Kids Fire Safety Tips

Children’s Fire Safety Tips

* Don't play with matches and lighters.  They’re not toys and should never be played with.  If you see matches or a lighter where you can reach them, don't touch them. Go tell a grown up right away.

* Ask your parents to install smoke detectors on every floor and in the sleeping areas of your home. Smoke detectors can save lives. Ask your parents to show you where each one is at in your home.

* Remind your parents to test your smoke detectors every month. Make sure everyone in your family knows what sound it makes. Teach them that this sound means danger and they must escape quickly.

* When your parents change the time on your clocks for Daylight Savings, ask them to change your smoke detector batteries. Give it fresh batteries and your smoke detector will stay awake and watch for fire while you are sleeping.

* In case of fire: DON'T HIDE, GO OUTSIDE! Fires are scary, but you should NEVER hide in closets or under beds when there is a fire.  Firefighters are your friend and won’t hurt you, even though they look and sound very different when wearing their safety equipment.

* To escape during a fire: Fall & Crawl.  When there is a fire, it is easier to breathe if you stay low while getting out. Use the back of your hand to test if a door is hot or warm before you open it. If it is hot, try to use another way out, like a window.  If smokes comes into your room when you open the door, shut it quickly and use your other exit, like your window. 

Remember - Don’t stop to look for or take anything with you, like pets or toys.  If you can’t climb out of your window easily, signal firefighters below using a flashlight or a light colored piece of clothing so they can rescue you with a ladder. 

* Make an escape plan and practice it with everyone in your family. Find two ways out of every room in case one way is blocked by fire or smoke. Practice escaping by both routes to be sure windows are not stuck and screens can be taken out quickly. Most fires happen at night and the lights in the house may not work if there’s a fire, so practice in the dark to make sure you can find your way out.

* Choose a meeting place outside, such as a big tree, a shed or the end of the driveway, so you will know that everyone has gotten out safely. NEVER go back into a burning building for any reason. If someone is missing, tell the firefighters. They have the clothing and equipment to safely rescue people.

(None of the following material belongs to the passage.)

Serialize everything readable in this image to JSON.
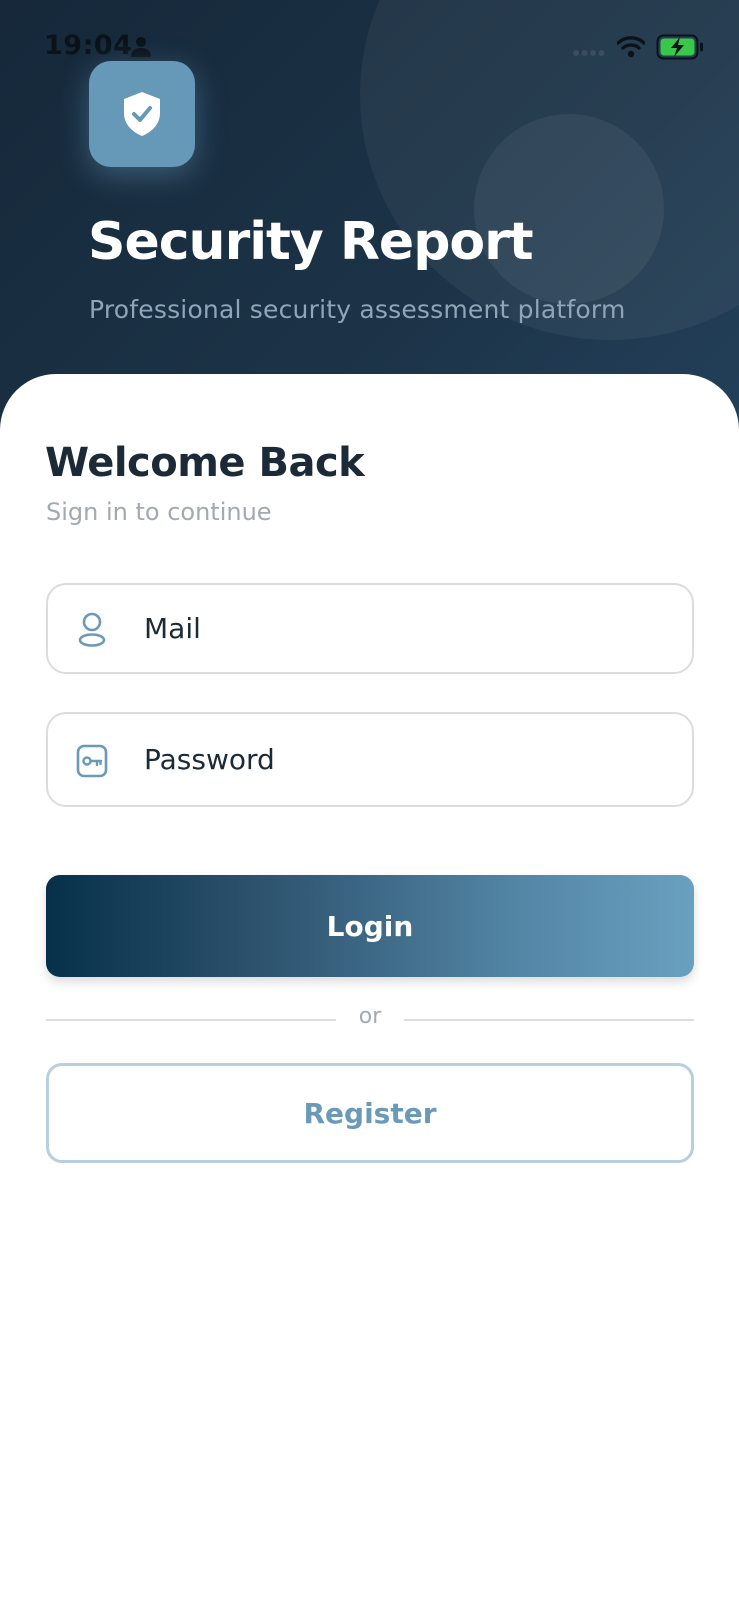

* Know your local emergency number. Put stickers and magnets with emergency numbers on your refrigerator and on every telephone in the house. If there is a fire at your house, choose one family member to leave your meeting place and call the fire department from a neighbor’s phone.

* If your clothes catch on fire, don’t run.  Instead, you should STOP, DROP, and ROLL by stopping immediately, dropping to the ground and covering your face with your hands. Then roll over and over or back and forth to put out the fire. If someone is unable to get on the ground, use a blanket or rug to tightly wrap around the victim to smother the flames. Immediately cool the burn with cool water for 3 to 5 minutes and seek emergency medical care. 

* Don’t run or play near the stove or where grown ups are carrying or making hot foods or drinks.  This will help keep you from getting burned or hurt.  Don’t play near heaters or anything that is hot.  When you’re old enough, have your parents teach you to cook safely.

Children are particularly vulnerable to the dangers of fire, especially those under 5, who are twice as likely to die in a fire as the rest of the population. Educating children about the importance of fire safety will enable them to respond quickly and appropriately in the event of an emergency.

The safety of children is very important to the Bowling Green Fire Department and we have a variety of community programs; visit our education section for more info.